# ASSIGNMENT
This exercise asks for a copy of each line in the records below with the word "username" in it.

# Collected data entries
* * * *

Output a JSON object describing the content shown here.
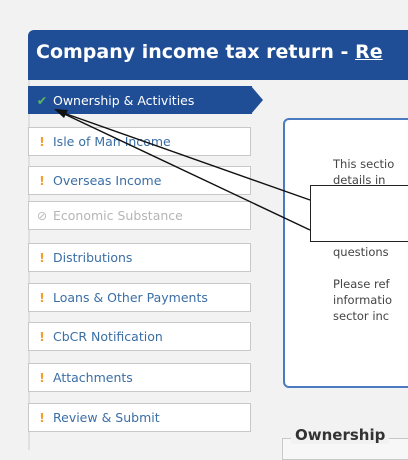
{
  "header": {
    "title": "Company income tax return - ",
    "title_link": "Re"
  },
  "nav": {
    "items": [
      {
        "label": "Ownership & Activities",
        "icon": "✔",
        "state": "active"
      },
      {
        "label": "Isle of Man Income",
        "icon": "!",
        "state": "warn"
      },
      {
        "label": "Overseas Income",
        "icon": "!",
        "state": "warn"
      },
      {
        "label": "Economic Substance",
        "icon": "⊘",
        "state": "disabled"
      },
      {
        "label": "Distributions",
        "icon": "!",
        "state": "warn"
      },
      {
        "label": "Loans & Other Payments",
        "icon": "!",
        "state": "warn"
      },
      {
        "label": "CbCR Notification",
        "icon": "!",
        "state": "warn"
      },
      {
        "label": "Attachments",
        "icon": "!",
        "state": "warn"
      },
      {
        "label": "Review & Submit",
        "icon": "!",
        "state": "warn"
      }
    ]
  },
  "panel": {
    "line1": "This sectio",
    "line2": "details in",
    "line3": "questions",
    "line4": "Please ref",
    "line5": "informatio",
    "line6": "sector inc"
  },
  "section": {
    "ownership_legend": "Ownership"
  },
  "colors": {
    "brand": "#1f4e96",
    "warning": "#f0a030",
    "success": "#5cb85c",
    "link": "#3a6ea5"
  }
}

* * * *

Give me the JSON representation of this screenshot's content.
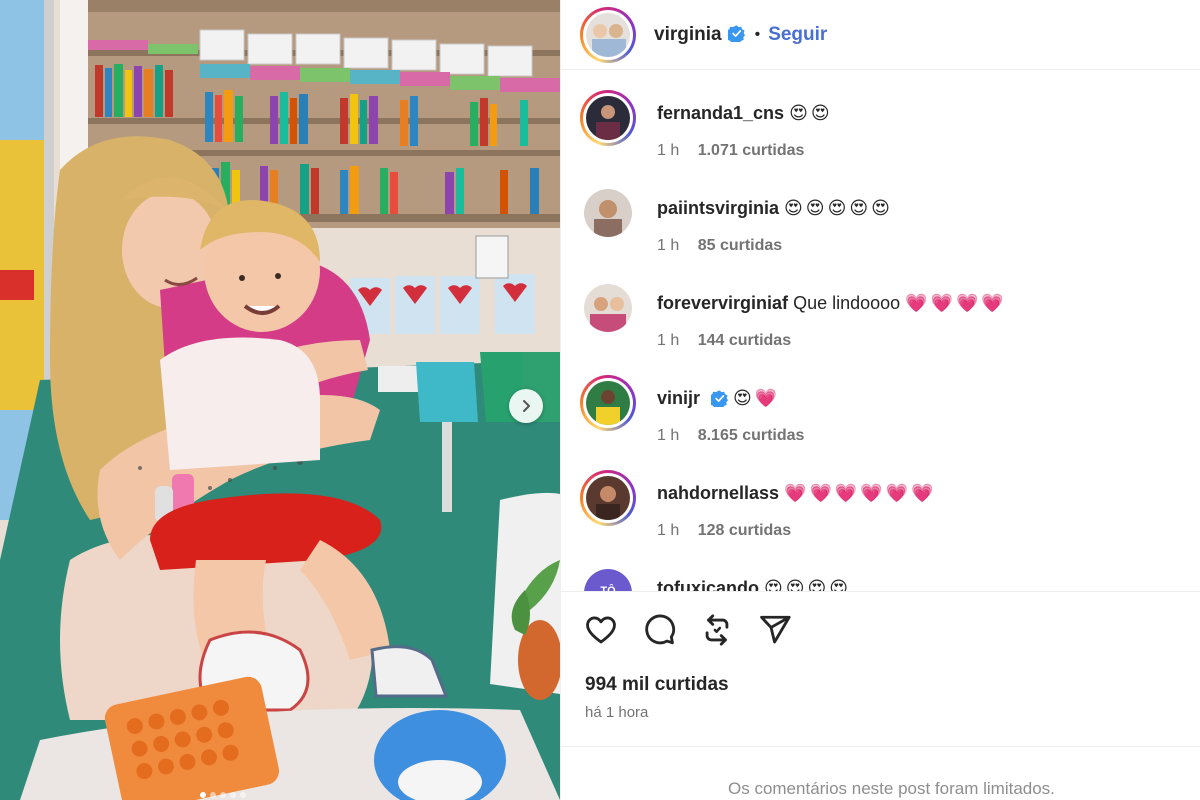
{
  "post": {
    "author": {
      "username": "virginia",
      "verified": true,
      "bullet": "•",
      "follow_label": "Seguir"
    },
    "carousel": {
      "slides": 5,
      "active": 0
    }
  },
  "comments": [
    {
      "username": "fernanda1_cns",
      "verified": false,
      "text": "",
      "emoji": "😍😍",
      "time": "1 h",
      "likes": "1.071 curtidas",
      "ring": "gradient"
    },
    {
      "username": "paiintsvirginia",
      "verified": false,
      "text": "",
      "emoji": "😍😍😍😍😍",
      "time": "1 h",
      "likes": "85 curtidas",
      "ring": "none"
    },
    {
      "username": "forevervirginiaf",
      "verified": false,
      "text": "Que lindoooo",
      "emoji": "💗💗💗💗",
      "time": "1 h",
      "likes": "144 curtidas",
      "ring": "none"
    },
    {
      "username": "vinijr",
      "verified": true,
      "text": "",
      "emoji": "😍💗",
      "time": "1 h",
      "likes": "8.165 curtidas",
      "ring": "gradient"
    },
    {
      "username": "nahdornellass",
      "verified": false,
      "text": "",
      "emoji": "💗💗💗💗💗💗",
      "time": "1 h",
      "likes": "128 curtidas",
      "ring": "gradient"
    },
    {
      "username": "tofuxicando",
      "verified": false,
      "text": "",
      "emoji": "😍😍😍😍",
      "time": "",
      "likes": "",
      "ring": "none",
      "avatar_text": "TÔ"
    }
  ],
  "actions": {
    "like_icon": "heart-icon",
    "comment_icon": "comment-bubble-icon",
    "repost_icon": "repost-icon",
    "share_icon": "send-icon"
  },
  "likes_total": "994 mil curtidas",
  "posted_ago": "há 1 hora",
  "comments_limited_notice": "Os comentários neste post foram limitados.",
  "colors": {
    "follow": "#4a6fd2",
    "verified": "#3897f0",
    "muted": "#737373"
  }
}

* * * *

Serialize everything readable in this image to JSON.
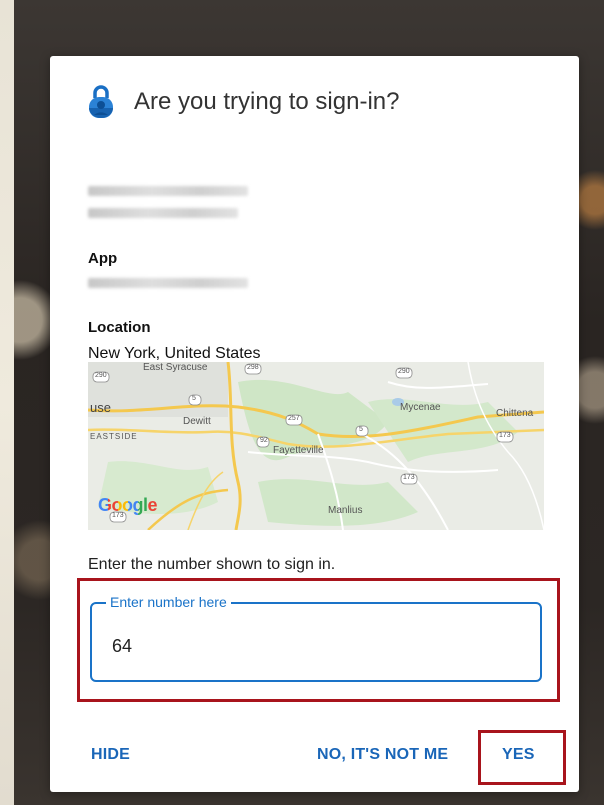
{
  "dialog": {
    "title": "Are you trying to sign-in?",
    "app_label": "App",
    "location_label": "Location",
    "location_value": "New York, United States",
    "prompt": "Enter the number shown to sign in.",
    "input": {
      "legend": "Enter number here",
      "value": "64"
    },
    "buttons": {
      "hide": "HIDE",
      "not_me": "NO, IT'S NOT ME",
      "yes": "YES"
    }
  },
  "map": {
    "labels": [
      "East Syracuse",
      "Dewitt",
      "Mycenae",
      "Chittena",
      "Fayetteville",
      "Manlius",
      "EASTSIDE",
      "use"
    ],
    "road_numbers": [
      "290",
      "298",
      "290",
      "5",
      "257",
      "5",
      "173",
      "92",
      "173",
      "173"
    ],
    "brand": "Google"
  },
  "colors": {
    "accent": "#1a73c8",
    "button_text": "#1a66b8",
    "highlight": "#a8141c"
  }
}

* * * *

# RESULT OF THIS EXERCISE
      "username": "virginia",
      "username": "fernanda1_cns",
      "username": "paiintsvirginia",
      "username": "forevervirginiaf",
      "username": "vinijr",
      "username": "nahdornellass",
      "username": "tofuxicando",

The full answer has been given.